So imagine my surprise when barely an hour after meeting Bill, the newest member of my writers’ group, he sent me a somewhat desperate email entitled “You are well read and I need help!” It said:
I am in a quandary and without someone’s input may have to stop writing until I’m clear. this clarity may never come. I would appreciate it if you would do me the ultimate favor and read what I have … and help me see clearly and focus my direction.
Earlier that evening, the group critiqued an excerpt from Bill’s novel-in-progress about a man obsessed with reading the private diaries of the recently deceased. While his writing style was erratic and difficult to follow – shifting from short, stunted sentences to stream-of-conscious meanderings, and then back again, all within the span of a few paragraphs – his premise was at least interesting.
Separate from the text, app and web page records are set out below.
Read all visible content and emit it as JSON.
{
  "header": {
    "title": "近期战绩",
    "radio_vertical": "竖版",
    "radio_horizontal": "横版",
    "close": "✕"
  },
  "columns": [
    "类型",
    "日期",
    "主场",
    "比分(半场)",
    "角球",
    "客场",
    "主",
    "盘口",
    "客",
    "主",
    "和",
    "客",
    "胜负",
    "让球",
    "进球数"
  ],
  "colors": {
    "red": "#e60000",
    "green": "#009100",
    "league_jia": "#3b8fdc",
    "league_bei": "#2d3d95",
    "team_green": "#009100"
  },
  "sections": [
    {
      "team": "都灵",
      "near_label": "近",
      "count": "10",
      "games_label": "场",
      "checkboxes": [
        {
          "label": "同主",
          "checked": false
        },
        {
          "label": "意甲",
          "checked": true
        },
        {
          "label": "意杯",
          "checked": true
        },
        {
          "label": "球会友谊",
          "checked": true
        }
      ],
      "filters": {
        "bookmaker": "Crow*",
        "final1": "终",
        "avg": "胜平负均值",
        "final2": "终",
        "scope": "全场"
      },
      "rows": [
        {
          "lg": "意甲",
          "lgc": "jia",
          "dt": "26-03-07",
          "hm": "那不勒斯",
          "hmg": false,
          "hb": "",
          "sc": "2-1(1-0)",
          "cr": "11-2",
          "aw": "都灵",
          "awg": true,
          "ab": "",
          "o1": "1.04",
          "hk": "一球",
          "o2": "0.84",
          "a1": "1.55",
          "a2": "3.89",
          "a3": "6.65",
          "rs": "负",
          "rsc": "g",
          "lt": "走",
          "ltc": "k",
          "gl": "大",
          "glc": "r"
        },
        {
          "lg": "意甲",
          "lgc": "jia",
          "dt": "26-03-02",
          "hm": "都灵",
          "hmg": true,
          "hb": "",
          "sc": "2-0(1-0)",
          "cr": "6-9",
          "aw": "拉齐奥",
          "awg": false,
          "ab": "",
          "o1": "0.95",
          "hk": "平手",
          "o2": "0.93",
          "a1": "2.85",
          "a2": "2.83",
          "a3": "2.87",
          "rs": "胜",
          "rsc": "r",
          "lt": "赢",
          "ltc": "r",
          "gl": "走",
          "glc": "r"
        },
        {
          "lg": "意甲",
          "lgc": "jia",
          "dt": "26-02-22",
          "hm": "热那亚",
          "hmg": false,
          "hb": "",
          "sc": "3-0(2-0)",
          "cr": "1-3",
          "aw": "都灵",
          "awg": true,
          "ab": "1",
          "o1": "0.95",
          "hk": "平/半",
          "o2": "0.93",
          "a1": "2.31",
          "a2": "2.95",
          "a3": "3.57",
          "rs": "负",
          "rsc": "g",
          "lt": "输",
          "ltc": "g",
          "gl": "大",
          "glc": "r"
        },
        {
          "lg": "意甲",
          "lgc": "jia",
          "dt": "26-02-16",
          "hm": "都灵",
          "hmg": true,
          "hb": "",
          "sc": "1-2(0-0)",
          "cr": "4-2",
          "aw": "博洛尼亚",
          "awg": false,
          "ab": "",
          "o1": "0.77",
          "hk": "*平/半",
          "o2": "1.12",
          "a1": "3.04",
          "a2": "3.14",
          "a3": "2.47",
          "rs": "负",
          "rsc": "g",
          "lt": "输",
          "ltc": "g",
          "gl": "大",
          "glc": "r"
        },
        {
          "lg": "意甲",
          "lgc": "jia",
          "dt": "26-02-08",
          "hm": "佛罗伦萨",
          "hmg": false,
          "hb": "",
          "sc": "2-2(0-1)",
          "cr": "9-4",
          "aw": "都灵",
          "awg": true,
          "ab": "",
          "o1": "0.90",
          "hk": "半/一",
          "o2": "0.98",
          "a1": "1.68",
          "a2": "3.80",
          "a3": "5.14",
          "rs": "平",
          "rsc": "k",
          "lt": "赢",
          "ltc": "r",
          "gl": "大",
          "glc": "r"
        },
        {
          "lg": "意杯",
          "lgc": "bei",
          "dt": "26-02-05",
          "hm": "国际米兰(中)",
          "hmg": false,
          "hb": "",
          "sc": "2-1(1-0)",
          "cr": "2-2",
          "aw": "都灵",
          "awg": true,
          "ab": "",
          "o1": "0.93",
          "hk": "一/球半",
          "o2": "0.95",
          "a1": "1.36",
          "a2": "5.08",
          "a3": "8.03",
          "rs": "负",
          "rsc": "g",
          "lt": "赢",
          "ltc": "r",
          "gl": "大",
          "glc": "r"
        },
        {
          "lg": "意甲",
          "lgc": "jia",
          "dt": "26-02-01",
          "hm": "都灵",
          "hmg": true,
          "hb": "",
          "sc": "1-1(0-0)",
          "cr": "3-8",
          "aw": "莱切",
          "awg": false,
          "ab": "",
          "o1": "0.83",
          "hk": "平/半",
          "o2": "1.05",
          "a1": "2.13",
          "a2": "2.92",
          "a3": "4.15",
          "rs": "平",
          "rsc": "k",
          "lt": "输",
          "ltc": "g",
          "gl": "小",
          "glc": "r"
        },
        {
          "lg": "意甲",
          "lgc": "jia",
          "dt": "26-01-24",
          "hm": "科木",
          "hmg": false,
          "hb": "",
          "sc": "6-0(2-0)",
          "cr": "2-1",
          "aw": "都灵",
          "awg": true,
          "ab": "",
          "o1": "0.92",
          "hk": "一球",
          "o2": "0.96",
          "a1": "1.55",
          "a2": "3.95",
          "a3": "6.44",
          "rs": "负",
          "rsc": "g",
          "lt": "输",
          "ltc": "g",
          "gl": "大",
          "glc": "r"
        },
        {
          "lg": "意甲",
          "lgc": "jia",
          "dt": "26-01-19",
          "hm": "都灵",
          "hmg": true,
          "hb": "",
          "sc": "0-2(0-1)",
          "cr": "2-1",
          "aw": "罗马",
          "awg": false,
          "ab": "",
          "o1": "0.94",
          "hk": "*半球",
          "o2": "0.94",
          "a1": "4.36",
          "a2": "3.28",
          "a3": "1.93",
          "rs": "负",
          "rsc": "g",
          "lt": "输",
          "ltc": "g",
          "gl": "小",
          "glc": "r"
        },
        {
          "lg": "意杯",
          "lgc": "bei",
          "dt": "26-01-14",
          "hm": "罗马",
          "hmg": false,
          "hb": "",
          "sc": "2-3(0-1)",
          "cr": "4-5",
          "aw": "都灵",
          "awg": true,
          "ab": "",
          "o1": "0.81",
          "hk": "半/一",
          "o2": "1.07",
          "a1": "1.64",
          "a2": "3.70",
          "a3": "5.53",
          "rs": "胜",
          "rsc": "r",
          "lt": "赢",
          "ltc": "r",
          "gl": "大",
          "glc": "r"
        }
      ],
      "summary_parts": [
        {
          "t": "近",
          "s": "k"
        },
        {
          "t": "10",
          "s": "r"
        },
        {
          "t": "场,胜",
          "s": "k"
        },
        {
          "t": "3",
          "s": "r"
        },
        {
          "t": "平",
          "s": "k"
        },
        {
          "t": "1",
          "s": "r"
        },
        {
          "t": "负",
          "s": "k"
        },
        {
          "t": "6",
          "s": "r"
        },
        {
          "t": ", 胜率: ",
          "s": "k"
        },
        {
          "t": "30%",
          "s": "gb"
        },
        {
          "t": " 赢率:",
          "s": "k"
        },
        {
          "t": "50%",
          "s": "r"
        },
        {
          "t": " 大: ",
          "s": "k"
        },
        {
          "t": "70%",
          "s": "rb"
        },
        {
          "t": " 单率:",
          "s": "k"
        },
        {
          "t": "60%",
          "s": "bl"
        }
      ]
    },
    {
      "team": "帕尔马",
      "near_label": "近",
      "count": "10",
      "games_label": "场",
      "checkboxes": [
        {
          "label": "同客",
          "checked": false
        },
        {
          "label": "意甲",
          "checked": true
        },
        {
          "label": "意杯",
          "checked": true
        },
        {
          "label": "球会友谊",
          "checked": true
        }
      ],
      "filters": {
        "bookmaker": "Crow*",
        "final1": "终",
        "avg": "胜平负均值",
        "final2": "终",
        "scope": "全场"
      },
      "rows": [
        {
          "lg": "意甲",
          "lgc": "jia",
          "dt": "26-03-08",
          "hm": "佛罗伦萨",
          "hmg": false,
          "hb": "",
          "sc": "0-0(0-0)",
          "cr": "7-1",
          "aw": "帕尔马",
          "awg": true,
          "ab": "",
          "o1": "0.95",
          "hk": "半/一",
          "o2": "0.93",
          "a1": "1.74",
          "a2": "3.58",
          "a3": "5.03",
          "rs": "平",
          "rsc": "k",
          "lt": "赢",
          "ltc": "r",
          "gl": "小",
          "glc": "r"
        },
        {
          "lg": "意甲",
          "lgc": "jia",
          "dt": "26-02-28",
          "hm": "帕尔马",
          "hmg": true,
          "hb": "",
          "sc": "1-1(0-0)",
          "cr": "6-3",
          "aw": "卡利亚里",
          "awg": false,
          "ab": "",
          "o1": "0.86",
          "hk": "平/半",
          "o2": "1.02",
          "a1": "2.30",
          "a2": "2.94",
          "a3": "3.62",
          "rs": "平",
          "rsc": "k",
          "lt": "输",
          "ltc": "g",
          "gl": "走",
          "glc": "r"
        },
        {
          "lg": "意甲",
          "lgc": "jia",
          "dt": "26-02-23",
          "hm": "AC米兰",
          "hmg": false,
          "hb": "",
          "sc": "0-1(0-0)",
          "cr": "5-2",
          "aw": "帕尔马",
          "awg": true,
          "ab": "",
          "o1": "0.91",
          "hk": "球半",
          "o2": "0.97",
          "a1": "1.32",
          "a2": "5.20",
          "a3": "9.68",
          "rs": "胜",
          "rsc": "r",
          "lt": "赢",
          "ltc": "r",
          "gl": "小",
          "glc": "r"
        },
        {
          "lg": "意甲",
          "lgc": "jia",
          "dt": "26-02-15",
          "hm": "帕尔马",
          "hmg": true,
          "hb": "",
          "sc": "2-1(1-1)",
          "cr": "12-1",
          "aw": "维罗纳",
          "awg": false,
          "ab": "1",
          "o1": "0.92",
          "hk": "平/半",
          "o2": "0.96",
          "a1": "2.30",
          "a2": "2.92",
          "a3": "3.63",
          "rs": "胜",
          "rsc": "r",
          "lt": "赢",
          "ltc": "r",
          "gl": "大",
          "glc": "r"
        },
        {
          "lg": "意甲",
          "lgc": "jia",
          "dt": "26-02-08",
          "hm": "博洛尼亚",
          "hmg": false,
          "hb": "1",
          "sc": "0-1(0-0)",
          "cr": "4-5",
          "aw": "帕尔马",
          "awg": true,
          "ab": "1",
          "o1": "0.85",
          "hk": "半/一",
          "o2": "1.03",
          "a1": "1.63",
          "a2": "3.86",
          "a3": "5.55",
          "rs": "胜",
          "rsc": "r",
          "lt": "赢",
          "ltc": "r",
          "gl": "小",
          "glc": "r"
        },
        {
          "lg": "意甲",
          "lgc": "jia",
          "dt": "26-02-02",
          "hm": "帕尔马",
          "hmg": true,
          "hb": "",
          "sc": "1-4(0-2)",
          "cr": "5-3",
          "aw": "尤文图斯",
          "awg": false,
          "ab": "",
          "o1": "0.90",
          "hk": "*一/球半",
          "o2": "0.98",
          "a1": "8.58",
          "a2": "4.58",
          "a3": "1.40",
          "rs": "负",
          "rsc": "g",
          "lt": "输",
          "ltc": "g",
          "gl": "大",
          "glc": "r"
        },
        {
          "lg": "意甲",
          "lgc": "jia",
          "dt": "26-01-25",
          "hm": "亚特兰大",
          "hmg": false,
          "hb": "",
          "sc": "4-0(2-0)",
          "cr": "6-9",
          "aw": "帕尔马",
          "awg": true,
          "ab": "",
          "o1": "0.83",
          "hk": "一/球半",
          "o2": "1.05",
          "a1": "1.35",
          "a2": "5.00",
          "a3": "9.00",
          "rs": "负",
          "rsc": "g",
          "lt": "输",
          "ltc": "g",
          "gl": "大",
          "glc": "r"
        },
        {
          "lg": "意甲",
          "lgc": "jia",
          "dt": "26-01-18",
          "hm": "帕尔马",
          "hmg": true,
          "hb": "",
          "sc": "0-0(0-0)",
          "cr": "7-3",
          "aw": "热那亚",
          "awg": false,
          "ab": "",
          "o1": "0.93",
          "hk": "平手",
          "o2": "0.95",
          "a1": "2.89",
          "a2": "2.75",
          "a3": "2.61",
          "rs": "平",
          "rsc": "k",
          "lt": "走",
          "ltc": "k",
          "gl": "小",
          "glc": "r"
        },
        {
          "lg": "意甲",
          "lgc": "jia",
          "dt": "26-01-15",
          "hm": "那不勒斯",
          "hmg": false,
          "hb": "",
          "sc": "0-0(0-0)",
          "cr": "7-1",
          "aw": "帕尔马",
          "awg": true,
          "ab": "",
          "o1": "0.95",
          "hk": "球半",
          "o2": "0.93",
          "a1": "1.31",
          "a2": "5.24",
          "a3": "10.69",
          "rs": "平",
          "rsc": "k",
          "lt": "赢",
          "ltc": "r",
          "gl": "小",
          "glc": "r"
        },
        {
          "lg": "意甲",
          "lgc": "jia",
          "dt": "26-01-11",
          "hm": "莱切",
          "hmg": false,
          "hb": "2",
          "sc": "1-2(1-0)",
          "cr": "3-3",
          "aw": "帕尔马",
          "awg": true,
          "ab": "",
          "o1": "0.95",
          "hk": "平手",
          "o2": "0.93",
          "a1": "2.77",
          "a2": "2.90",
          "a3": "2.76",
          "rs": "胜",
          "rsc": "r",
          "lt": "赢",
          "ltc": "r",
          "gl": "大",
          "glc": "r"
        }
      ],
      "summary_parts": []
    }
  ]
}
I’d given Bill what I hoped to be the aforementioned honest yet compassionate feedback that would inspire him to move forward with his work. But now he was asking me, practically begging me, to read and critique the entirety of his novel.
I am frozen, he went on. I realize this is an unusual and off the wall request but I don’t know where else to turn. my friends can’t help. thanks for listening.
I contacted the rest of the group to ask if anyone else had received a similar request. They had not. I wasn’t sure if I should take this as a compliment or feel a little creeped out. Had Bill been so impressed by my critique that he now sought out my unique wisdom? Had I perhaps led him on in some way, been too kind with my comments? Or was he simply desperate for validation, and I seemed the least likely of the group to tell him off?
While the credo of most writers’ groups is for the members to learn from one another, Bill’s distressed email didn’t sit right with me. I couldn’t help but feel a little used. It was like having a stranger at a party strike up a conversation with me only to then ask for an introduction to my best friend. It seemed that Bill was only interested in what I could do for him.
The following day, he sent another email. And then another, this time with his novel attached.
the tenses are all off and I haven’t had the time to do transitions but that’s what you get with a first draft. it’s only 137 pages a quick read. do I cut bait or fill in?
It was at this point that I wrote him back. I told him I was unable to help him, that my hands were full with my own projects at present. I encouraged him to set his novel aside for a little while, until he could come back to it with a fresh perspective. I did not hear from him again.
The other members of my writers’ group decided to rescind Bill’s invitation to join due to the quality – or lack thereof – of his writing and the fact that some thought he had been unnecessarily harsh in his critique of another member’s work. His emails to me, I was told, were the literary icing on the cake.
Although I was admittedly put off by his neediness, I still felt sad for him. We all get a little lost along the way, and can only hope that when we do, someone will be there to offer a helping hand.
* The alternative to revision is, of course, crouching in a dark corner and drinking gin.